(Stored data)

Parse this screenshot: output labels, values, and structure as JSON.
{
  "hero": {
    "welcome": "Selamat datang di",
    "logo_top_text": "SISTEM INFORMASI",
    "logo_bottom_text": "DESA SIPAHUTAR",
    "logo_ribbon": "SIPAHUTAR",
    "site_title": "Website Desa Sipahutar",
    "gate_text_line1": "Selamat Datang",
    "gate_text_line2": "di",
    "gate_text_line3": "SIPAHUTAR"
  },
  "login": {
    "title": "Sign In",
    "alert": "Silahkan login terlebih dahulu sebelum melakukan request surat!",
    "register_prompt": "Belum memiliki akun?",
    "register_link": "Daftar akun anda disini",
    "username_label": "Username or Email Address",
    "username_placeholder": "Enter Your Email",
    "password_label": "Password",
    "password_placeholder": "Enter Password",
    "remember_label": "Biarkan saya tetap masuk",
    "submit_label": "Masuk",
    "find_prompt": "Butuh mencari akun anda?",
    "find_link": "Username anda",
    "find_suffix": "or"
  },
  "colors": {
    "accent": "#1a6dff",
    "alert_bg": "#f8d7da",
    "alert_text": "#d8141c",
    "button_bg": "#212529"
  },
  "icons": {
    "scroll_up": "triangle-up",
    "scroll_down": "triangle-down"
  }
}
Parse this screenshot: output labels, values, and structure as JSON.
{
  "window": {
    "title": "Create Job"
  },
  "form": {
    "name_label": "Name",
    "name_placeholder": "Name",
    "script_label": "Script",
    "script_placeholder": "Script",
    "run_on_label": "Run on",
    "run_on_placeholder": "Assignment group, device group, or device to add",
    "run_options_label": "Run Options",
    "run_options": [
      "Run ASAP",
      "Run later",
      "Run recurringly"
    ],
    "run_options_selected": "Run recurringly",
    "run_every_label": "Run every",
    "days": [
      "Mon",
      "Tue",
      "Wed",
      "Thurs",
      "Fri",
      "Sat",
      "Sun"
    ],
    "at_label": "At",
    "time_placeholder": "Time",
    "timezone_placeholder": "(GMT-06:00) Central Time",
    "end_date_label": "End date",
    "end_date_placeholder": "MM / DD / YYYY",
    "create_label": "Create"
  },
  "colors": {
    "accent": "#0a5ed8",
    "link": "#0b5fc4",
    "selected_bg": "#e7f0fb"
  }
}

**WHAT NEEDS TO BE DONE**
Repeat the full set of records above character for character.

**ANSWER TO THIS TASK**
Parse this screenshot: output labels, values, and structure as JSON.
{
  "hero": {
    "welcome": "Selamat datang di",
    "logo_top_text": "SISTEM INFORMASI",
    "logo_bottom_text": "DESA SIPAHUTAR",
    "logo_ribbon": "SIPAHUTAR",
    "site_title": "Website Desa Sipahutar",
    "gate_text_line1": "Selamat Datang",
    "gate_text_line2": "di",
    "gate_text_line3": "SIPAHUTAR"
  },
  "login": {
    "title": "Sign In",
    "alert": "Silahkan login terlebih dahulu sebelum melakukan request surat!",
    "register_prompt": "Belum memiliki akun?",
    "register_link": "Daftar akun anda disini",
    "username_label": "Username or Email Address",
    "username_placeholder": "Enter Your Email",
    "password_label": "Password",
    "password_placeholder": "Enter Password",
    "remember_label": "Biarkan saya tetap masuk",
    "submit_label": "Masuk",
    "find_prompt": "Butuh mencari akun anda?",
    "find_link": "Username anda",
    "find_suffix": "or"
  },
  "colors": {
    "accent": "#1a6dff",
    "alert_bg": "#f8d7da",
    "alert_text": "#d8141c",
    "button_bg": "#212529"
  },
  "icons": {
    "scroll_up": "triangle-up",
    "scroll_down": "triangle-down"
  }
}
Parse this screenshot: output labels, values, and structure as JSON.
{
  "window": {
    "title": "Create Job"
  },
  "form": {
    "name_label": "Name",
    "name_placeholder": "Name",
    "script_label": "Script",
    "script_placeholder": "Script",
    "run_on_label": "Run on",
    "run_on_placeholder": "Assignment group, device group, or device to add",
    "run_options_label": "Run Options",
    "run_options": [
      "Run ASAP",
      "Run later",
      "Run recurringly"
    ],
    "run_options_selected": "Run recurringly",
    "run_every_label": "Run every",
    "days": [
      "Mon",
      "Tue",
      "Wed",
      "Thurs",
      "Fri",
      "Sat",
      "Sun"
    ],
    "at_label": "At",
    "time_placeholder": "Time",
    "timezone_placeholder": "(GMT-06:00) Central Time",
    "end_date_label": "End date",
    "end_date_placeholder": "MM / DD / YYYY",
    "create_label": "Create"
  },
  "colors": {
    "accent": "#0a5ed8",
    "link": "#0b5fc4",
    "selected_bg": "#e7f0fb"
  }
}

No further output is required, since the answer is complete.